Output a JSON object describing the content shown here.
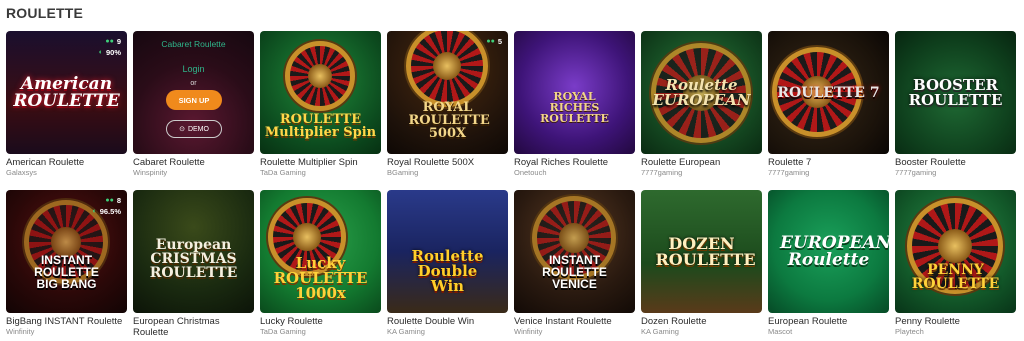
{
  "section": {
    "title": "ROULETTE"
  },
  "games": [
    {
      "name": "American Roulette",
      "provider": "Galaxsys",
      "logo": "American ROULETTE",
      "stats": {
        "players": "9",
        "rtp": "90%"
      }
    },
    {
      "name": "Cabaret Roulette",
      "provider": "Winspinity",
      "cabaret": {
        "title": "Cabaret Roulette",
        "login": "Login",
        "or": "or",
        "signup": "SIGN UP",
        "demo": "DEMO"
      }
    },
    {
      "name": "Roulette Multiplier Spin",
      "provider": "TaDa Gaming",
      "logo": "ROULETTE Multiplier Spin"
    },
    {
      "name": "Royal Roulette 500X",
      "provider": "BGaming",
      "logo": "ROYAL ROULETTE 500X",
      "stats": {
        "players": "5"
      }
    },
    {
      "name": "Royal Riches Roulette",
      "provider": "Onetouch",
      "logo": "ROYAL RICHES ROULETTE"
    },
    {
      "name": "Roulette European",
      "provider": "7777gaming",
      "logo": "Roulette EUROPEAN"
    },
    {
      "name": "Roulette 7",
      "provider": "7777gaming",
      "logo": "ROULETTE 7"
    },
    {
      "name": "Booster Roulette",
      "provider": "7777gaming",
      "logo": "BOOSTER ROULETTE"
    },
    {
      "name": "BigBang INSTANT Roulette",
      "provider": "Winfinity",
      "logo": "INSTANT ROULETTE BIG BANG",
      "stats": {
        "players": "8",
        "rtp": "96.5%"
      }
    },
    {
      "name": "European Christmas Roulette",
      "provider": "",
      "logo": "European CRISTMAS ROULETTE"
    },
    {
      "name": "Lucky Roulette",
      "provider": "TaDa Gaming",
      "logo": "Lucky ROULETTE 1000x"
    },
    {
      "name": "Roulette Double Win",
      "provider": "KA Gaming",
      "logo": "Roulette Double Win"
    },
    {
      "name": "Venice Instant Roulette",
      "provider": "Winfinity",
      "logo": "INSTANT ROULETTE VENICE"
    },
    {
      "name": "Dozen Roulette",
      "provider": "KA Gaming",
      "logo": "DOZEN ROULETTE"
    },
    {
      "name": "European Roulette",
      "provider": "Mascot",
      "logo": "EUROPEAN Roulette"
    },
    {
      "name": "Penny Roulette",
      "provider": "Playtech",
      "logo": "PENNY ROULETTE"
    }
  ],
  "colors": {
    "accent": "#f08a1c",
    "login_text": "#2fb58a",
    "stat_icon": "#3ed07a"
  },
  "icons": {
    "players": "players-icon",
    "rtp": "rtp-icon",
    "demo": "play-icon"
  }
}
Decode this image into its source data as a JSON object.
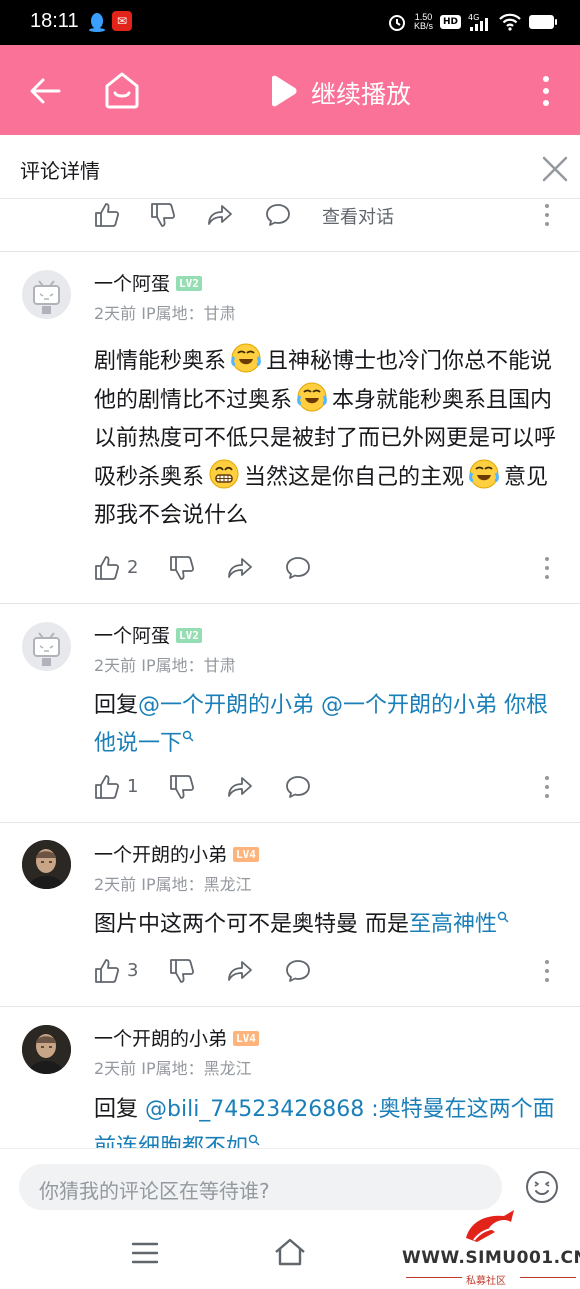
{
  "status_bar": {
    "time": "18:11",
    "speed_value": "1.50",
    "speed_unit": "KB/s",
    "hd": "HD",
    "network": "4G"
  },
  "top_bar": {
    "continue_play": "继续播放"
  },
  "detail_header": {
    "title": "评论详情"
  },
  "root_actions": {
    "view_conversation": "查看对话"
  },
  "comments": [
    {
      "username": "一个阿蛋",
      "level": "LV2",
      "meta": "2天前 IP属地：甘肃",
      "content_parts": [
        "剧情能秒奥系",
        "且神秘博士也冷门你总不能说他的剧情比不过奥系",
        "本身就能秒奥系且国内以前热度可不低只是被封了而已外网更是可以呼吸秒杀奥系",
        "当然这是你自己的主观",
        "意见那我不会说什么"
      ],
      "likes": "2"
    },
    {
      "username": "一个阿蛋",
      "level": "LV2",
      "meta": "2天前 IP属地：甘肃",
      "reply_prefix": "回复",
      "mention1": "@一个开朗的小弟",
      "mention2": "@一个开朗的小弟 你根他说一下",
      "likes": "1"
    },
    {
      "username": "一个开朗的小弟",
      "level": "LV4",
      "meta": "2天前 IP属地：黑龙江",
      "content_text": "图片中这两个可不是奥特曼 而是",
      "content_link": "至高神性",
      "likes": "3"
    },
    {
      "username": "一个开朗的小弟",
      "level": "LV4",
      "meta": "2天前 IP属地：黑龙江",
      "reply_prefix": "回复 ",
      "mention": "@bili_74523426868",
      "content_link": " :奥特曼在这两个面前连细胞都不如"
    }
  ],
  "input": {
    "placeholder": "你猜我的评论区在等待谁?"
  },
  "watermark": {
    "text": "WWW.SIMU001.CN",
    "sub": "私募社区"
  },
  "colors": {
    "brand_pink": "#fb7299",
    "link_blue": "#1a7fb8",
    "level2": "#95ddb2",
    "level4": "#ffb37c"
  }
}
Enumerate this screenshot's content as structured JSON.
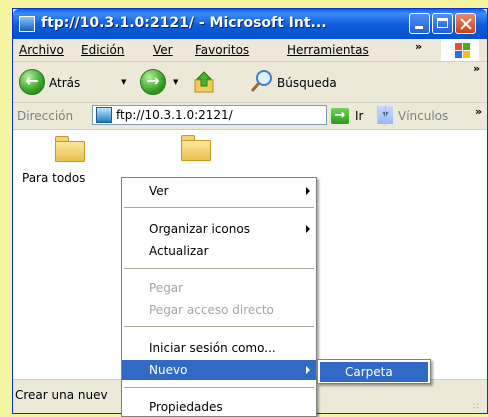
{
  "window": {
    "title": "ftp://10.3.1.0:2121/ - Microsoft Int..."
  },
  "menubar": {
    "items": [
      "Archivo",
      "Edición",
      "Ver",
      "Favoritos",
      "Herramientas"
    ],
    "overflow": "»"
  },
  "toolbar": {
    "back_label": "Atrás",
    "search_label": "Búsqueda",
    "overflow": "»"
  },
  "address": {
    "label": "Dirección",
    "value": "ftp://10.3.1.0:2121/",
    "go_label": "Ir",
    "links_label": "Vínculos",
    "overflow": "»"
  },
  "content": {
    "folders": [
      {
        "label": "Para todos"
      }
    ]
  },
  "status": {
    "text": "Crear una nuev"
  },
  "context_menu": {
    "items": [
      {
        "label": "Ver"
      },
      {
        "label": "Organizar iconos"
      },
      {
        "label": "Actualizar"
      },
      {
        "label": "Pegar"
      },
      {
        "label": "Pegar acceso directo"
      },
      {
        "label": "Iniciar sesión como..."
      },
      {
        "label": "Nuevo"
      },
      {
        "label": "Propiedades"
      }
    ],
    "submenu": {
      "items": [
        {
          "label": "Carpeta"
        }
      ]
    }
  },
  "colors": {
    "selection": "#316ac5",
    "titlebar": "#0b5bdc",
    "background": "#f6f5a2"
  }
}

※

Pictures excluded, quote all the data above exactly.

Output a JSON object describing the content shown here.
{
  "section": {
    "title": "ROULETTE"
  },
  "games": [
    {
      "name": "American Roulette",
      "provider": "Galaxsys",
      "logo": "American ROULETTE",
      "stats": {
        "players": "9",
        "rtp": "90%"
      }
    },
    {
      "name": "Cabaret Roulette",
      "provider": "Winspinity",
      "cabaret": {
        "title": "Cabaret Roulette",
        "login": "Login",
        "or": "or",
        "signup": "SIGN UP",
        "demo": "DEMO"
      }
    },
    {
      "name": "Roulette Multiplier Spin",
      "provider": "TaDa Gaming",
      "logo": "ROULETTE Multiplier Spin"
    },
    {
      "name": "Royal Roulette 500X",
      "provider": "BGaming",
      "logo": "ROYAL ROULETTE 500X",
      "stats": {
        "players": "5"
      }
    },
    {
      "name": "Royal Riches Roulette",
      "provider": "Onetouch",
      "logo": "ROYAL RICHES ROULETTE"
    },
    {
      "name": "Roulette European",
      "provider": "7777gaming",
      "logo": "Roulette EUROPEAN"
    },
    {
      "name": "Roulette 7",
      "provider": "7777gaming",
      "logo": "ROULETTE 7"
    },
    {
      "name": "Booster Roulette",
      "provider": "7777gaming",
      "logo": "BOOSTER ROULETTE"
    },
    {
      "name": "BigBang INSTANT Roulette",
      "provider": "Winfinity",
      "logo": "INSTANT ROULETTE BIG BANG",
      "stats": {
        "players": "8",
        "rtp": "96.5%"
      }
    },
    {
      "name": "European Christmas Roulette",
      "provider": "",
      "logo": "European CRISTMAS ROULETTE"
    },
    {
      "name": "Lucky Roulette",
      "provider": "TaDa Gaming",
      "logo": "Lucky ROULETTE 1000x"
    },
    {
      "name": "Roulette Double Win",
      "provider": "KA Gaming",
      "logo": "Roulette Double Win"
    },
    {
      "name": "Venice Instant Roulette",
      "provider": "Winfinity",
      "logo": "INSTANT ROULETTE VENICE"
    },
    {
      "name": "Dozen Roulette",
      "provider": "KA Gaming",
      "logo": "DOZEN ROULETTE"
    },
    {
      "name": "European Roulette",
      "provider": "Mascot",
      "logo": "EUROPEAN Roulette"
    },
    {
      "name": "Penny Roulette",
      "provider": "Playtech",
      "logo": "PENNY ROULETTE"
    }
  ],
  "colors": {
    "accent": "#f08a1c",
    "login_text": "#2fb58a",
    "stat_icon": "#3ed07a"
  },
  "icons": {
    "players": "players-icon",
    "rtp": "rtp-icon",
    "demo": "play-icon"
  }
}
Decode this image into its source data as a JSON object.
{
  "status_bar": {
    "time": "18:11",
    "speed_value": "1.50",
    "speed_unit": "KB/s",
    "hd": "HD",
    "network": "4G"
  },
  "top_bar": {
    "continue_play": "继续播放"
  },
  "detail_header": {
    "title": "评论详情"
  },
  "root_actions": {
    "view_conversation": "查看对话"
  },
  "comments": [
    {
      "username": "一个阿蛋",
      "level": "LV2",
      "meta": "2天前 IP属地：甘肃",
      "content_parts": [
        "剧情能秒奥系",
        "且神秘博士也冷门你总不能说他的剧情比不过奥系",
        "本身就能秒奥系且国内以前热度可不低只是被封了而已外网更是可以呼吸秒杀奥系",
        "当然这是你自己的主观",
        "意见那我不会说什么"
      ],
      "likes": "2"
    },
    {
      "username": "一个阿蛋",
      "level": "LV2",
      "meta": "2天前 IP属地：甘肃",
      "reply_prefix": "回复",
      "mention1": "@一个开朗的小弟",
      "mention2": "@一个开朗的小弟 你根他说一下",
      "likes": "1"
    },
    {
      "username": "一个开朗的小弟",
      "level": "LV4",
      "meta": "2天前 IP属地：黑龙江",
      "content_text": "图片中这两个可不是奥特曼 而是",
      "content_link": "至高神性",
      "likes": "3"
    },
    {
      "username": "一个开朗的小弟",
      "level": "LV4",
      "meta": "2天前 IP属地：黑龙江",
      "reply_prefix": "回复 ",
      "mention": "@bili_74523426868",
      "content_link": " :奥特曼在这两个面前连细胞都不如"
    }
  ],
  "input": {
    "placeholder": "你猜我的评论区在等待谁?"
  },
  "watermark": {
    "text": "WWW.SIMU001.CN",
    "sub": "私募社区"
  },
  "colors": {
    "brand_pink": "#fb7299",
    "link_blue": "#1a7fb8",
    "level2": "#95ddb2",
    "level4": "#ffb37c"
  }
}
Enumerate this screenshot's content as structured JSON.
{
  "window": {
    "title": "ftp://10.3.1.0:2121/ - Microsoft Int..."
  },
  "menubar": {
    "items": [
      "Archivo",
      "Edición",
      "Ver",
      "Favoritos",
      "Herramientas"
    ],
    "overflow": "»"
  },
  "toolbar": {
    "back_label": "Atrás",
    "search_label": "Búsqueda",
    "overflow": "»"
  },
  "address": {
    "label": "Dirección",
    "value": "ftp://10.3.1.0:2121/",
    "go_label": "Ir",
    "links_label": "Vínculos",
    "overflow": "»"
  },
  "content": {
    "folders": [
      {
        "label": "Para todos"
      }
    ]
  },
  "status": {
    "text": "Crear una nuev"
  },
  "context_menu": {
    "items": [
      {
        "label": "Ver"
      },
      {
        "label": "Organizar iconos"
      },
      {
        "label": "Actualizar"
      },
      {
        "label": "Pegar"
      },
      {
        "label": "Pegar acceso directo"
      },
      {
        "label": "Iniciar sesión como..."
      },
      {
        "label": "Nuevo"
      },
      {
        "label": "Propiedades"
      }
    ],
    "submenu": {
      "items": [
        {
          "label": "Carpeta"
        }
      ]
    }
  },
  "colors": {
    "selection": "#316ac5",
    "titlebar": "#0b5bdc",
    "background": "#f6f5a2"
  }
}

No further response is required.